All websites can be improved. There’s no such thing as a perfect website, and there never will be. Like every other type and facet of design, web design is constantly evolving. What’s popular one year could look old hat the next. What was popular five years ago will probably be obsolete now. You’ll never be truly ‘done’ with designing your website, and you’ll have to keep on changing and updating it for as long as it remains online. The last thing any web designer wants is for their creation to turn up on a humiliating article about the internet’s most outdated websites.

The tricky thing is that not everybody is a gifted web designer, and not everybody can afford to keep paying a professional web designer every time they want some minor adjustments made to their site. Every now and then, you’ll have to make a few amendments of your own, and if you’re not a professional, you run the risk of those amendments looking sloppy and amateurish. It doesn’t have to be that way. So long as you know a few pro-tip shortcuts, you can make changes that do your site more good than harm – and none of them are difficult to implement.

If you’re looking to get your website looking sleek and professional without putting excessive amounts of time or money into it, here are five ‘shortcut’ tips that you need to know about.

Use No More Than Two Fonts

Fonts are important. People can’t hear your voice when you’re writing for an online audience, so your font is what carries your tone. Most people understand that if you write in Comic Sans you’ll make yourself sound like an imbecile no matter how serious your subject matter is, but beyond that, font selection is something that a lot of people struggle with – even professional web designers! For a professional-looking site, go with the type of font you’d use if you were putting together a resume and seeking employment. Use one for headlines and another for body text. You should never need more than two.

Use No More Than Two Colors

Just as it makes sense to use no more than two fonts, you should also be using no more than two colors for the majority of your website. This obviously doesn’t extend to pictures or photographic content, but aside from that, two is all you need. You might occasionally use a third shade for highlighting very important text or making something ‘pop,’ but a two-tone color scheme helps to ensure that your website isn’t garish and remains easy to read and navigate. Make sure your colors don’t clash and don’t forget to check what your pages look like on every possible type of display before hitting the ‘publish’ button. Your colors are part of your branding and should remain consistent across the whole of your site.

Keep Columns Narrow

If you’ve got a lot of content to fit onto a single page, columns are your friend. People are more likely to read text content if it’s arranged into columns than they are to continue scrolling down a page to find out what’s at the bottom of it. That being said, narrow columns work better than wide columns, which sometimes struggle to display correctly on small screens and can make things look untidy. This isn’t just about text. Check out an online slots website and look at the way they arrange all of their UK 2021 casino in columns on their homepage. The idea behind that is the more online slots they can fit on a single page, the more likely they are to attract a casual browser’s attention to at least one of them. That advice is applicable to any product you might be trying to sell. If columns make people more likely to click onto (and spend money on) online slots, they’ll make people more likely to interact with your content, too. Columns are like the filing cabinets of web design; they keep everything neatly in order where it’s supposed to be.

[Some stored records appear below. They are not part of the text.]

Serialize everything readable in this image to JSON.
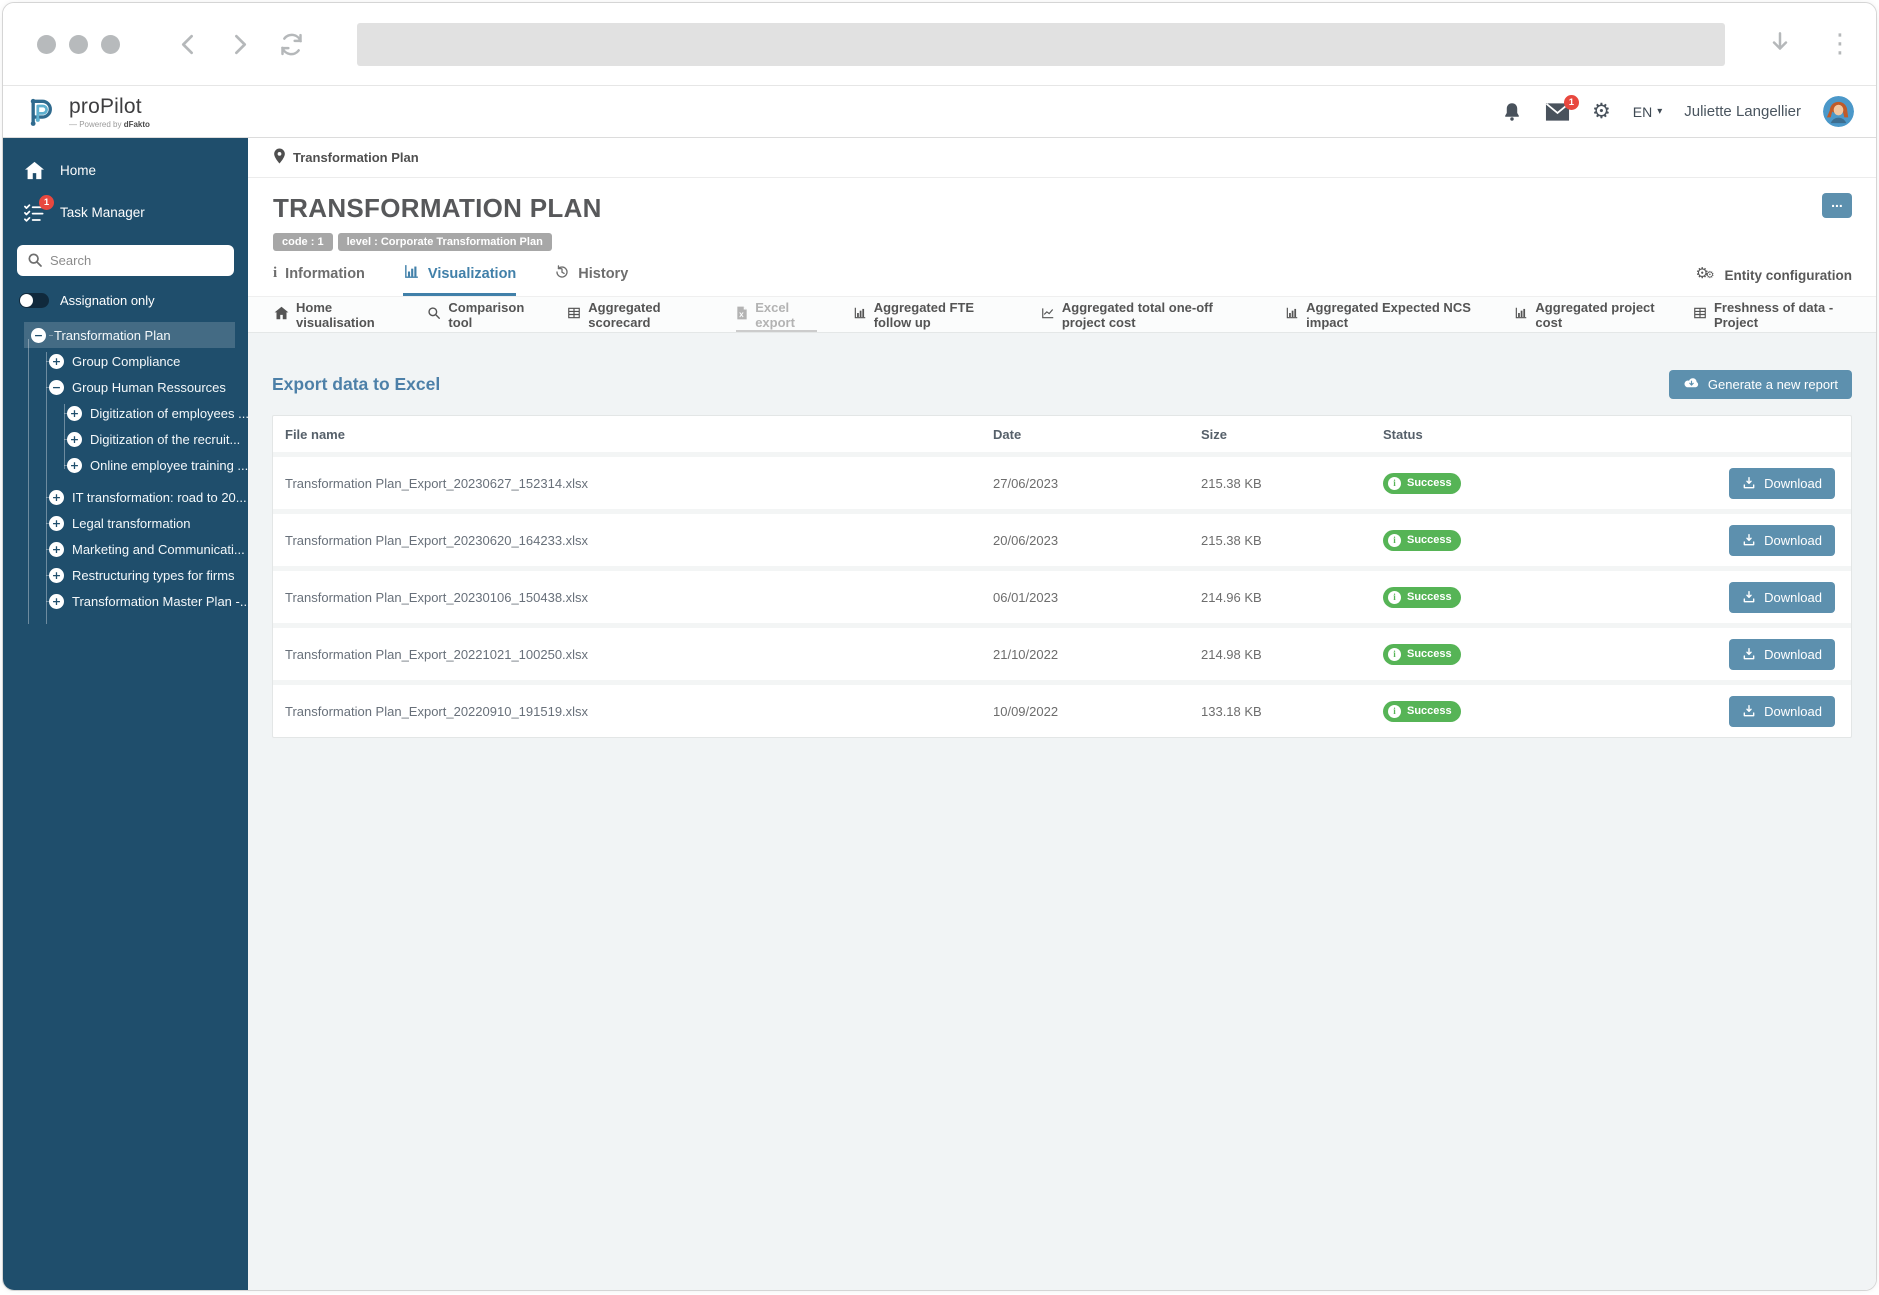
{
  "header": {
    "logo_name": "proPilot",
    "logo_powered_prefix": "— Powered by ",
    "logo_powered_brand": "dFakto",
    "mail_badge": "1",
    "lang": "EN",
    "user_name": "Juliette Langellier"
  },
  "sidebar": {
    "home": "Home",
    "task_manager": "Task Manager",
    "task_badge": "1",
    "search_placeholder": "Search",
    "assignation_label": "Assignation only",
    "tree_labels": [
      "Transformation Plan",
      "Group Compliance",
      "Group Human Ressources",
      "Digitization of employees ...",
      "Digitization of the recruit...",
      "Online employee training ...",
      "IT transformation: road to 20...",
      "Legal transformation",
      "Marketing and Communicati...",
      "Restructuring types for firms",
      "Transformation Master Plan -..."
    ]
  },
  "main": {
    "breadcrumb": "Transformation Plan",
    "title": "TRANSFORMATION PLAN",
    "badges": [
      "code : 1",
      "level : Corporate Transformation Plan"
    ],
    "tabs": [
      {
        "label": "Information"
      },
      {
        "label": "Visualization"
      },
      {
        "label": "History"
      }
    ],
    "entity_config": "Entity configuration",
    "subtabs": [
      {
        "label": "Home visualisation"
      },
      {
        "label": "Comparison tool"
      },
      {
        "label": "Aggregated scorecard"
      },
      {
        "label": "Excel export"
      },
      {
        "label": "Aggregated FTE follow up"
      },
      {
        "label": "Aggregated total one-off project cost"
      },
      {
        "label": "Aggregated Expected NCS impact"
      },
      {
        "label": "Aggregated project cost"
      },
      {
        "label": "Freshness of data - Project"
      }
    ],
    "section_title": "Export data to Excel",
    "generate_button": "Generate a new report",
    "table": {
      "headers": [
        "File name",
        "Date",
        "Size",
        "Status"
      ],
      "rows": [
        {
          "file": "Transformation Plan_Export_20230627_152314.xlsx",
          "date": "27/06/2023",
          "size": "215.38 KB",
          "status": "Success",
          "action": "Download"
        },
        {
          "file": "Transformation Plan_Export_20230620_164233.xlsx",
          "date": "20/06/2023",
          "size": "215.38 KB",
          "status": "Success",
          "action": "Download"
        },
        {
          "file": "Transformation Plan_Export_20230106_150438.xlsx",
          "date": "06/01/2023",
          "size": "214.96 KB",
          "status": "Success",
          "action": "Download"
        },
        {
          "file": "Transformation Plan_Export_20221021_100250.xlsx",
          "date": "21/10/2022",
          "size": "214.98 KB",
          "status": "Success",
          "action": "Download"
        },
        {
          "file": "Transformation Plan_Export_20220910_191519.xlsx",
          "date": "10/09/2022",
          "size": "133.18 KB",
          "status": "Success",
          "action": "Download"
        }
      ]
    }
  },
  "icons": {
    "gear": "⚙",
    "gear_small": "⚙",
    "caret_down": "▾",
    "ellipsis": "...",
    "kebab": "⋮",
    "plus": "+",
    "minus": "−",
    "info": "i"
  },
  "colors": {
    "accent_button": "#5d90ae",
    "sidebar_bg": "#1f4e6c",
    "active_tab": "#4180a9",
    "success_green": "#56b456",
    "alert_red": "#e8483f",
    "heading_blue": "#4d80a8"
  }
}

Use Grids For Pictures

Picture placement can be tricky when you’re trying to achieve a uniform look, and even more so when your pictures are all of different sizes and vary between portrait and landscape orientation. You could try resizing some of them to make them fit with the rest, but that inevitably leads to some of your images looking stretched or squashed. The best option is to allow them all to be the size and shape they’re supposed to be, but use a grid to arrange them so they’re level across the top, bottom, and sides. You could have a square in the middle of your page full of differently-sized images, and it would look fine. Let those images loose, though, and you’ll find they either look disorganized or push your text content in directions you’d rather it didn’t go in.

If In Doubt, Use White Space

Just because space exists on your pages doesn’t mean you have to find a way to fill it. All of us have felt the temptation to put in one more picture or to write more text content because a page looks too sparse, but in practice, there’s nothing wrong with white space so long as it’s used properly. That means spacing it out intelligently. Distribute all of your content equally across your page, make sure there’s white space around every element, and then be content to leave it once it’s done. White space makes your page look less cluttered and also helps your visitors to see where everything is at a glance. Don’t forget that ‘white space’ doesn’t have to be white, though. It can also be dark space, and so you should also have a dark mode. It’s the way of the future for website design!

If all else fails, don’t be afraid to ‘borrow’ inspiration from elsewhere. Taking entire templates from another website (unless it’s made clear that you can) isn’t acceptable, but taking elements of someone else’s design and putting your own stamp on it is what all designers do, so there’s no reason not to do it yourself. Anyone can have a great looking website, and so will you if you follow the advice in this article!